— What needs to be done —
Reproduce the entries. Each one must match the original exactly.

=== Begin Enclosure ===

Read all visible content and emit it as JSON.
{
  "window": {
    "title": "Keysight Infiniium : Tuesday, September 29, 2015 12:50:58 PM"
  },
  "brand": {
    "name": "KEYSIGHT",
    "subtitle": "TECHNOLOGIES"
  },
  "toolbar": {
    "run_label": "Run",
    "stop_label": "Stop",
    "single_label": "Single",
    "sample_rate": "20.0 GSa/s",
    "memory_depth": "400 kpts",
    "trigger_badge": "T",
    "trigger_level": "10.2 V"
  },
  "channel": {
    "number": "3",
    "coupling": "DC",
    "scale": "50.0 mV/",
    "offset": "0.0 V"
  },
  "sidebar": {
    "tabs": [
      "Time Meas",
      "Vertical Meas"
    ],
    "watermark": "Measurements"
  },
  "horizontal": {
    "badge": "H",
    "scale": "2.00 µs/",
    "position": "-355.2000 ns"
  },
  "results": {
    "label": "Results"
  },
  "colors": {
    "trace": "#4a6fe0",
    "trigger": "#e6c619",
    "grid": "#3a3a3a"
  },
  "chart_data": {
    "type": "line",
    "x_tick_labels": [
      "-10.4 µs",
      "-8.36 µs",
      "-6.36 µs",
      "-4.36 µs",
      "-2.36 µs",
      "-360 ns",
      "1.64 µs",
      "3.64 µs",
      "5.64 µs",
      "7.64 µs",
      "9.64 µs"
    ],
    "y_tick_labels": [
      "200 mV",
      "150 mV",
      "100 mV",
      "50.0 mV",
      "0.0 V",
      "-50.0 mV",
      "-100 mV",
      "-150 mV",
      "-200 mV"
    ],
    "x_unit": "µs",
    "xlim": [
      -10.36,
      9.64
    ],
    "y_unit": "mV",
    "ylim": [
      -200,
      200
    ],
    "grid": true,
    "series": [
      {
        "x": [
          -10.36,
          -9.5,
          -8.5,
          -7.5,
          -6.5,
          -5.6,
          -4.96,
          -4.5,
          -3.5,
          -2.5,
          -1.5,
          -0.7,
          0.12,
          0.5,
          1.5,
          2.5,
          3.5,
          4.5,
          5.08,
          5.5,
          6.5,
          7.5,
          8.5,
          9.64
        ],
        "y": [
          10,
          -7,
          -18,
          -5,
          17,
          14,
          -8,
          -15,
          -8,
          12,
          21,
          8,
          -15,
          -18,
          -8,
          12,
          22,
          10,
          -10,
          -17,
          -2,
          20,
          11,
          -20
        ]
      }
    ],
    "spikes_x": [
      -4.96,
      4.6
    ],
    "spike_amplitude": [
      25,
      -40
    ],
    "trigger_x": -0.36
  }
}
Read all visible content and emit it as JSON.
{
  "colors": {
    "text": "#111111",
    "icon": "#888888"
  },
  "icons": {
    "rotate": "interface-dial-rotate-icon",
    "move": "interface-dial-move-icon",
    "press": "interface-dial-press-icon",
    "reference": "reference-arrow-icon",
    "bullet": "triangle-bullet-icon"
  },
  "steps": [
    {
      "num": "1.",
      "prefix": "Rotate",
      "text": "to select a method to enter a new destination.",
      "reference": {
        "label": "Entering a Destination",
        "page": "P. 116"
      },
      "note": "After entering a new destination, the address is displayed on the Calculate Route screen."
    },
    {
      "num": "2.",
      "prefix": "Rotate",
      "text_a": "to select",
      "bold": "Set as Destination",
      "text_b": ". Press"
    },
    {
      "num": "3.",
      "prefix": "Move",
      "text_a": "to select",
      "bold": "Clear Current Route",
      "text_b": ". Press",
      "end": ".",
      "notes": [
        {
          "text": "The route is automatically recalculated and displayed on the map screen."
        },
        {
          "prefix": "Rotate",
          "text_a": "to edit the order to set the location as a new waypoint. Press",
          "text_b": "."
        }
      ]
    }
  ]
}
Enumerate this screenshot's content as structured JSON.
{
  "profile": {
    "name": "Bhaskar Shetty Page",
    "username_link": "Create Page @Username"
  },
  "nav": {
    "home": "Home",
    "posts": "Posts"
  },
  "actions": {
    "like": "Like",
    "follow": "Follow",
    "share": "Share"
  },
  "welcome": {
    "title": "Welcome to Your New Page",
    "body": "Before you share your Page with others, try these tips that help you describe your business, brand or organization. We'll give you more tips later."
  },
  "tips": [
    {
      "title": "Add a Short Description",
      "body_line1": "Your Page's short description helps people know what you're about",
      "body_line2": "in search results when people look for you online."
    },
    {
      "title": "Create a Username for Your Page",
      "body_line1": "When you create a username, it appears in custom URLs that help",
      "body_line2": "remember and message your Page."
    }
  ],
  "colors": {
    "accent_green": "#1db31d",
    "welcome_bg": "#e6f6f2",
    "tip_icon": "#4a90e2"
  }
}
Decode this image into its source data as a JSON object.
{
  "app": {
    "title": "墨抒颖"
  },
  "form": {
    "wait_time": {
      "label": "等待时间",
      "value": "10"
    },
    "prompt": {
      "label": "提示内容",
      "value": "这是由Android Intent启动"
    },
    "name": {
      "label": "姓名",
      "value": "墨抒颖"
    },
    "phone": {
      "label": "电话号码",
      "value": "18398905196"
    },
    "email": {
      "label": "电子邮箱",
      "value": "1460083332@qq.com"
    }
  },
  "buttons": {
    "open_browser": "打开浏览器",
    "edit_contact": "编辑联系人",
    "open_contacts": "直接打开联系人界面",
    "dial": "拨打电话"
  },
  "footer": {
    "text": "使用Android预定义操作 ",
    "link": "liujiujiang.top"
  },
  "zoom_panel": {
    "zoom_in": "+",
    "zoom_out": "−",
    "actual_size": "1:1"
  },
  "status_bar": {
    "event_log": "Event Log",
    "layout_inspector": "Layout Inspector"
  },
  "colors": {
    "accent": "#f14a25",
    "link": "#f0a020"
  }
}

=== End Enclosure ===

— Reply to the exercise —
Read all visible content and emit it as JSON.
{
  "window": {
    "title": "Keysight Infiniium : Tuesday, September 29, 2015 12:50:58 PM"
  },
  "brand": {
    "name": "KEYSIGHT",
    "subtitle": "TECHNOLOGIES"
  },
  "toolbar": {
    "run_label": "Run",
    "stop_label": "Stop",
    "single_label": "Single",
    "sample_rate": "20.0 GSa/s",
    "memory_depth": "400 kpts",
    "trigger_badge": "T",
    "trigger_level": "10.2 V"
  },
  "channel": {
    "number": "3",
    "coupling": "DC",
    "scale": "50.0 mV/",
    "offset": "0.0 V"
  },
  "sidebar": {
    "tabs": [
      "Time Meas",
      "Vertical Meas"
    ],
    "watermark": "Measurements"
  },
  "horizontal": {
    "badge": "H",
    "scale": "2.00 µs/",
    "position": "-355.2000 ns"
  },
  "results": {
    "label": "Results"
  },
  "colors": {
    "trace": "#4a6fe0",
    "trigger": "#e6c619",
    "grid": "#3a3a3a"
  },
  "chart_data": {
    "type": "line",
    "x_tick_labels": [
      "-10.4 µs",
      "-8.36 µs",
      "-6.36 µs",
      "-4.36 µs",
      "-2.36 µs",
      "-360 ns",
      "1.64 µs",
      "3.64 µs",
      "5.64 µs",
      "7.64 µs",
      "9.64 µs"
    ],
    "y_tick_labels": [
      "200 mV",
      "150 mV",
      "100 mV",
      "50.0 mV",
      "0.0 V",
      "-50.0 mV",
      "-100 mV",
      "-150 mV",
      "-200 mV"
    ],
    "x_unit": "µs",
    "xlim": [
      -10.36,
      9.64
    ],
    "y_unit": "mV",
    "ylim": [
      -200,
      200
    ],
    "grid": true,
    "series": [
      {
        "x": [
          -10.36,
          -9.5,
          -8.5,
          -7.5,
          -6.5,
          -5.6,
          -4.96,
          -4.5,
          -3.5,
          -2.5,
          -1.5,
          -0.7,
          0.12,
          0.5,
          1.5,
          2.5,
          3.5,
          4.5,
          5.08,
          5.5,
          6.5,
          7.5,
          8.5,
          9.64
        ],
        "y": [
          10,
          -7,
          -18,
          -5,
          17,
          14,
          -8,
          -15,
          -8,
          12,
          21,
          8,
          -15,
          -18,
          -8,
          12,
          22,
          10,
          -10,
          -17,
          -2,
          20,
          11,
          -20
        ]
      }
    ],
    "spikes_x": [
      -4.96,
      4.6
    ],
    "spike_amplitude": [
      25,
      -40
    ],
    "trigger_x": -0.36
  }
}
Read all visible content and emit it as JSON.
{
  "colors": {
    "text": "#111111",
    "icon": "#888888"
  },
  "icons": {
    "rotate": "interface-dial-rotate-icon",
    "move": "interface-dial-move-icon",
    "press": "interface-dial-press-icon",
    "reference": "reference-arrow-icon",
    "bullet": "triangle-bullet-icon"
  },
  "steps": [
    {
      "num": "1.",
      "prefix": "Rotate",
      "text": "to select a method to enter a new destination.",
      "reference": {
        "label": "Entering a Destination",
        "page": "P. 116"
      },
      "note": "After entering a new destination, the address is displayed on the Calculate Route screen."
    },
    {
      "num": "2.",
      "prefix": "Rotate",
      "text_a": "to select",
      "bold": "Set as Destination",
      "text_b": ". Press"
    },
    {
      "num": "3.",
      "prefix": "Move",
      "text_a": "to select",
      "bold": "Clear Current Route",
      "text_b": ". Press",
      "end": ".",
      "notes": [
        {
          "text": "The route is automatically recalculated and displayed on the map screen."
        },
        {
          "prefix": "Rotate",
          "text_a": "to edit the order to set the location as a new waypoint. Press",
          "text_b": "."
        }
      ]
    }
  ]
}
Enumerate this screenshot's content as structured JSON.
{
  "profile": {
    "name": "Bhaskar Shetty Page",
    "username_link": "Create Page @Username"
  },
  "nav": {
    "home": "Home",
    "posts": "Posts"
  },
  "actions": {
    "like": "Like",
    "follow": "Follow",
    "share": "Share"
  },
  "welcome": {
    "title": "Welcome to Your New Page",
    "body": "Before you share your Page with others, try these tips that help you describe your business, brand or organization. We'll give you more tips later."
  },
  "tips": [
    {
      "title": "Add a Short Description",
      "body_line1": "Your Page's short description helps people know what you're about",
      "body_line2": "in search results when people look for you online."
    },
    {
      "title": "Create a Username for Your Page",
      "body_line1": "When you create a username, it appears in custom URLs that help",
      "body_line2": "remember and message your Page."
    }
  ],
  "colors": {
    "accent_green": "#1db31d",
    "welcome_bg": "#e6f6f2",
    "tip_icon": "#4a90e2"
  }
}
Decode this image into its source data as a JSON object.
{
  "app": {
    "title": "墨抒颖"
  },
  "form": {
    "wait_time": {
      "label": "等待时间",
      "value": "10"
    },
    "prompt": {
      "label": "提示内容",
      "value": "这是由Android Intent启动"
    },
    "name": {
      "label": "姓名",
      "value": "墨抒颖"
    },
    "phone": {
      "label": "电话号码",
      "value": "18398905196"
    },
    "email": {
      "label": "电子邮箱",
      "value": "1460083332@qq.com"
    }
  },
  "buttons": {
    "open_browser": "打开浏览器",
    "edit_contact": "编辑联系人",
    "open_contacts": "直接打开联系人界面",
    "dial": "拨打电话"
  },
  "footer": {
    "text": "使用Android预定义操作 ",
    "link": "liujiujiang.top"
  },
  "zoom_panel": {
    "zoom_in": "+",
    "zoom_out": "−",
    "actual_size": "1:1"
  },
  "status_bar": {
    "event_log": "Event Log",
    "layout_inspector": "Layout Inspector"
  },
  "colors": {
    "accent": "#f14a25",
    "link": "#f0a020"
  }
}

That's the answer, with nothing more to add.